Honda Gold Wing already with two radars
In addition to the forward looking radar for the Gold Wing, which we learned about in November from Honda’s patent filing, sketches of a similar backward pointing system have been published.
There is no consensus among the two manufacturers that have already officially introduced radar motorcycles on whether a motorcycle needs a rear radar sensor. Ducati Multistrada V4 is equipped with two sensors – front and rear: the front one is needed for adaptive cruise control, and the rear one for monitoring blind spots. In turn, BMW decided to equip its R 1250 RT 2021 with a front sensor only, and even then as an option. On its basis, adaptive cruise control is implemented, which allows the motorcycle to automatically maintain a certain pace and maintain a given distance to the vehicle in front without the need to somehow engage the throttle stick while the system is operating. But there is no tracking of blind spots, respectively, for RT.
Initially, Honda seemed to be joining the BMW camp by patenting the front radar design for the Gold Wing. However, the new images also illustrate the fact that work is underway on the rear radar.
Judging by the sketches, the sensor will only be installed on a full-weight Gold Wing Tour – with a passenger seat and a center case, which is not on the Gold Wing baggers.
The rear radar module mounts inside the center case, right under the lid lock. Like the Ducati Multistrada V4 and the KTM 1290 Super Adventure, which will feature the same system, rear radar monitors the flow behind the bike and warns of vehicles in the blind spots of the mirrors by displaying a prompt in the mirror or dashboard.
It is unclear at this point whether Honda is developing its own rear radar system or whether it uses the same Bosch modules as BMW, Ducati, KTM and Kawasaki, but in any case, Honda differs from its rivals in that it installs the rear radar hidden. The radar can work through the plastic of the body kit (or the wardrobe trunk, in fact), but vibrations, as well as edges or slopes in the radar’s field of view, can interfere with the signal, so BMW and Ducati decided to leave the sensors uncovered. Honda engineers chose to rigidly secure the radar sensor and plastic covering it, thereby minimizing vibration and protecting it from the environment.

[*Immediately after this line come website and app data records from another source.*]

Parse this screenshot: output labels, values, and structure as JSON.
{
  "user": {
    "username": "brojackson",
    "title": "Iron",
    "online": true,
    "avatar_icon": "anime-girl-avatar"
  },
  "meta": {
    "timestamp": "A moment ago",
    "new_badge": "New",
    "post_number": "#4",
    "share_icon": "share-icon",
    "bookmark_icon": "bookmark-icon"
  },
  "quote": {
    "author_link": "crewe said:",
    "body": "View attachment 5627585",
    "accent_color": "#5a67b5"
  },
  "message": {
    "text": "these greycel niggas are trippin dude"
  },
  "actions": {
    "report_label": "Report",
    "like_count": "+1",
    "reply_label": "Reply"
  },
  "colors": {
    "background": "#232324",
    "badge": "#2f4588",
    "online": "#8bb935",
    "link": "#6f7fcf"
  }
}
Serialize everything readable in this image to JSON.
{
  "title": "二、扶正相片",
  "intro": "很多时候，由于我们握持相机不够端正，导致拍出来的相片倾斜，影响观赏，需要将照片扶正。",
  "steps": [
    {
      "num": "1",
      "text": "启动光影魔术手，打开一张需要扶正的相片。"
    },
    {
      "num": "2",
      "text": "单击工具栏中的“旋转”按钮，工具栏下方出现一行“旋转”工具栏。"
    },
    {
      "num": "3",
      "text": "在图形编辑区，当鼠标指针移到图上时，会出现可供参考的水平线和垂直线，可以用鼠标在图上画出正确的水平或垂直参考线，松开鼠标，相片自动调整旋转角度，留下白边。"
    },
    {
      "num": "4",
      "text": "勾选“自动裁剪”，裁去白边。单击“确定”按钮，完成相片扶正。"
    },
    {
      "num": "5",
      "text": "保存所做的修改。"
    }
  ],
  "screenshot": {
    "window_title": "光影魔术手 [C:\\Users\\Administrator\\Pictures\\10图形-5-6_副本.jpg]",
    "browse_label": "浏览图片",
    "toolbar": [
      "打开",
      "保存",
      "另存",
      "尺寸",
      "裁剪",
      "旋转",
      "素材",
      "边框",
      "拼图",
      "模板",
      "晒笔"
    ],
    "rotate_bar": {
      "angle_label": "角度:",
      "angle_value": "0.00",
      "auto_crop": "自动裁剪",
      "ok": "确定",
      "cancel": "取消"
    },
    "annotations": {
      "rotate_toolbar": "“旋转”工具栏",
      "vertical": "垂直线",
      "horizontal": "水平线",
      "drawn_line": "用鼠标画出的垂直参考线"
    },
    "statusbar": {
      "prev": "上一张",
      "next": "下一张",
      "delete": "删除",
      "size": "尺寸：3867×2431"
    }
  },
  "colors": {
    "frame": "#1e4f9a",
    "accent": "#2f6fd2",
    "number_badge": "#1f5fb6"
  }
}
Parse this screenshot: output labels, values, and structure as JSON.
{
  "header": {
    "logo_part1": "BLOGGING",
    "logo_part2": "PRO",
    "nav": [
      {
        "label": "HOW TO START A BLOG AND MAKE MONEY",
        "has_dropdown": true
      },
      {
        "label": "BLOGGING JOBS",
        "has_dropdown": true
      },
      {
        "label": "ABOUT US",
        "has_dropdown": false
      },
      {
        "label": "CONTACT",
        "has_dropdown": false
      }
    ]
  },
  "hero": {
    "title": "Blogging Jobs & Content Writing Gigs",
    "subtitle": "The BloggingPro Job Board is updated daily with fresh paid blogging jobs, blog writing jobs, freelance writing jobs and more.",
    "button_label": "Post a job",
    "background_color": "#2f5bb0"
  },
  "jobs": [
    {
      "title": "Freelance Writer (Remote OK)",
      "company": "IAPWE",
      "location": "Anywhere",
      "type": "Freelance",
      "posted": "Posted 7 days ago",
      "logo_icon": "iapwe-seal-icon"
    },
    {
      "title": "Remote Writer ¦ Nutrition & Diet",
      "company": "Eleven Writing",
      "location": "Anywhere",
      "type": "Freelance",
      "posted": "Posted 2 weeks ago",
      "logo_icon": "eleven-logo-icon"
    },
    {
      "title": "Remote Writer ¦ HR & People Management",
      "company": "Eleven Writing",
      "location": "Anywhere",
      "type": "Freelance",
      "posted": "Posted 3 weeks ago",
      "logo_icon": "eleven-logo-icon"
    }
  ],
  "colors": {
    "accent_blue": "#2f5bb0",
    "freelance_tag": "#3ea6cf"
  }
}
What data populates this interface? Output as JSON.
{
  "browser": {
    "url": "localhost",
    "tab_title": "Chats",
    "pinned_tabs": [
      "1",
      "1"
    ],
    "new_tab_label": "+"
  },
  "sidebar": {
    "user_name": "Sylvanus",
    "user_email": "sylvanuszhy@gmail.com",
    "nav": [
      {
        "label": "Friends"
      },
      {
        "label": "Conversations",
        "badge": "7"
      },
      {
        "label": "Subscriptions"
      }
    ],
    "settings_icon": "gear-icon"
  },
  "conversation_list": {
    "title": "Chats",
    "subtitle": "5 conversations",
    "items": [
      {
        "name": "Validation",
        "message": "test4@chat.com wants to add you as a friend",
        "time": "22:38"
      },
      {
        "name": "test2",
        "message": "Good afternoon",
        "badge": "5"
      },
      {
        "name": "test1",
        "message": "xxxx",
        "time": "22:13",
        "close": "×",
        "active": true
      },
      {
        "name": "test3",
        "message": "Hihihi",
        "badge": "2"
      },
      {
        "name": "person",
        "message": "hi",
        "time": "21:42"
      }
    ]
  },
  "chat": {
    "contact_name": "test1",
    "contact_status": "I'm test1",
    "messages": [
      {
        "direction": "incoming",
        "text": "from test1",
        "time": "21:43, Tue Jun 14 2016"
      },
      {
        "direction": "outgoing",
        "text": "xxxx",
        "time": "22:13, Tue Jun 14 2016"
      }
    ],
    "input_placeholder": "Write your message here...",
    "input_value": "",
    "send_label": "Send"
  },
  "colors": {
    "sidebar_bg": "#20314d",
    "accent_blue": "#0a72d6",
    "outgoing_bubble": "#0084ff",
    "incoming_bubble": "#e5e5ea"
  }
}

Honda hasn’t made any announcements about its radar plans at this time, but the company won’t be long in coming with the system on the Gold Wing. This model has always been the company’s technological pinnacle, and Honda is unlikely to be pleased that the competition has a new safety system that the Gold Wing lacks.
In addition, it is not yet known whether the current generation Gold Wing will need upgrades to meet Euro 5. Honda has not yet unveiled the 2021 Gold Wing, and while it is possible that the 1833cc six-cylinder in its current version will successfully pass emissions tests, it is officially this has not been confirmed. This means that some interesting improvements may still appear in the 2021 model.